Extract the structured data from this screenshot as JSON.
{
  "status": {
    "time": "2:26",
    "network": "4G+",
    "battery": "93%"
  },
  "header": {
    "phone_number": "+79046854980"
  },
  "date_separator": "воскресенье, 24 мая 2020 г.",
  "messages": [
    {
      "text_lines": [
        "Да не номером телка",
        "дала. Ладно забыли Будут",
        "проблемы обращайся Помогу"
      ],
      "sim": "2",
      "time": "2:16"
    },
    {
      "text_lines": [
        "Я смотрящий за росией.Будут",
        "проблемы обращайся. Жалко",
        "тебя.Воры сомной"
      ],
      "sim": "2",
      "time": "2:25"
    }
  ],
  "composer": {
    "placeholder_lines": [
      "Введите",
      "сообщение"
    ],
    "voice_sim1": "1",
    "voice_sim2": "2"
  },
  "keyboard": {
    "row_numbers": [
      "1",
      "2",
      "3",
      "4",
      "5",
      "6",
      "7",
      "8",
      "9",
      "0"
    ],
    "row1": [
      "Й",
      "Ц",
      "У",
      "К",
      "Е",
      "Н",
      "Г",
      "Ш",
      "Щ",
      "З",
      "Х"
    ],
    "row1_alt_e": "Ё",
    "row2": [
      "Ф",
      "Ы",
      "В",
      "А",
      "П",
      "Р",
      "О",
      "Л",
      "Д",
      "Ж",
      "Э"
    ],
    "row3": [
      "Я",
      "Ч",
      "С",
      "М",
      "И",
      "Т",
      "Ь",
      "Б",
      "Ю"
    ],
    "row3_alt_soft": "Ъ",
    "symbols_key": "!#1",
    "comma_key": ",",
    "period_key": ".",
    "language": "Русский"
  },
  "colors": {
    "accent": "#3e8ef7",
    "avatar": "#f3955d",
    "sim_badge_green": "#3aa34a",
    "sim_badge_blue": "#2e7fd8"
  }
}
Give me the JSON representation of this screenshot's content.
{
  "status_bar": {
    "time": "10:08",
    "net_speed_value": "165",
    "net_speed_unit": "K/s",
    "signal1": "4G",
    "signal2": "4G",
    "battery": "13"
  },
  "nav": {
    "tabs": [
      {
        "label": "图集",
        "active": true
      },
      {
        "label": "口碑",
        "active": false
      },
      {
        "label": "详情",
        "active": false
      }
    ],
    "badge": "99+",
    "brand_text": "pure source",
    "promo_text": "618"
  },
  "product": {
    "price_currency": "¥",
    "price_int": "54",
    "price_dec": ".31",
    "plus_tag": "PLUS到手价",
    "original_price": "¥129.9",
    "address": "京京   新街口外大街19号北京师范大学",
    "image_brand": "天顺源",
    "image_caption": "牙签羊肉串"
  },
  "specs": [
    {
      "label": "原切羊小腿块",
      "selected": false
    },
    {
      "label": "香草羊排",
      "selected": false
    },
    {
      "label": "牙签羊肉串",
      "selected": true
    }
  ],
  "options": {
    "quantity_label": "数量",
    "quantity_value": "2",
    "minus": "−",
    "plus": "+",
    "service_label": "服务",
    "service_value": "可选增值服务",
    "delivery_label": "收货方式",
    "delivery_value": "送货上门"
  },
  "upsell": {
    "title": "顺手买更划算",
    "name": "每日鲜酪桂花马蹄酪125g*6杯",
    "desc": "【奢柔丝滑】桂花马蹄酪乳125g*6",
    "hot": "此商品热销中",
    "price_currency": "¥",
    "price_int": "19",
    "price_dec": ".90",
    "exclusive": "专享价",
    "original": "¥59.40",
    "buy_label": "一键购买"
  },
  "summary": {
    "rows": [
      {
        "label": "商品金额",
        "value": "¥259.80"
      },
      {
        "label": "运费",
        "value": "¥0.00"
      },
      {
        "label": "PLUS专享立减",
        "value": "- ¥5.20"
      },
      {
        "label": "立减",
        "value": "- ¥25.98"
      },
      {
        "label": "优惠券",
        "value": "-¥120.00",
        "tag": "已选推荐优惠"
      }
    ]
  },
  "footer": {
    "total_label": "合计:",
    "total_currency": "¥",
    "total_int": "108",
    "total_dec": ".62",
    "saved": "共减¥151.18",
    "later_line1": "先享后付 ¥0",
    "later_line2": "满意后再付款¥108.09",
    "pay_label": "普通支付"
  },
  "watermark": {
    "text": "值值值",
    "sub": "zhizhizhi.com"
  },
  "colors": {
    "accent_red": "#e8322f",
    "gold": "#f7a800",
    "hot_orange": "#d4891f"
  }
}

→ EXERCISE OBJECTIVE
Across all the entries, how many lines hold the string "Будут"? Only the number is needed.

→ SOLUTION TO THIS PROBLEM
2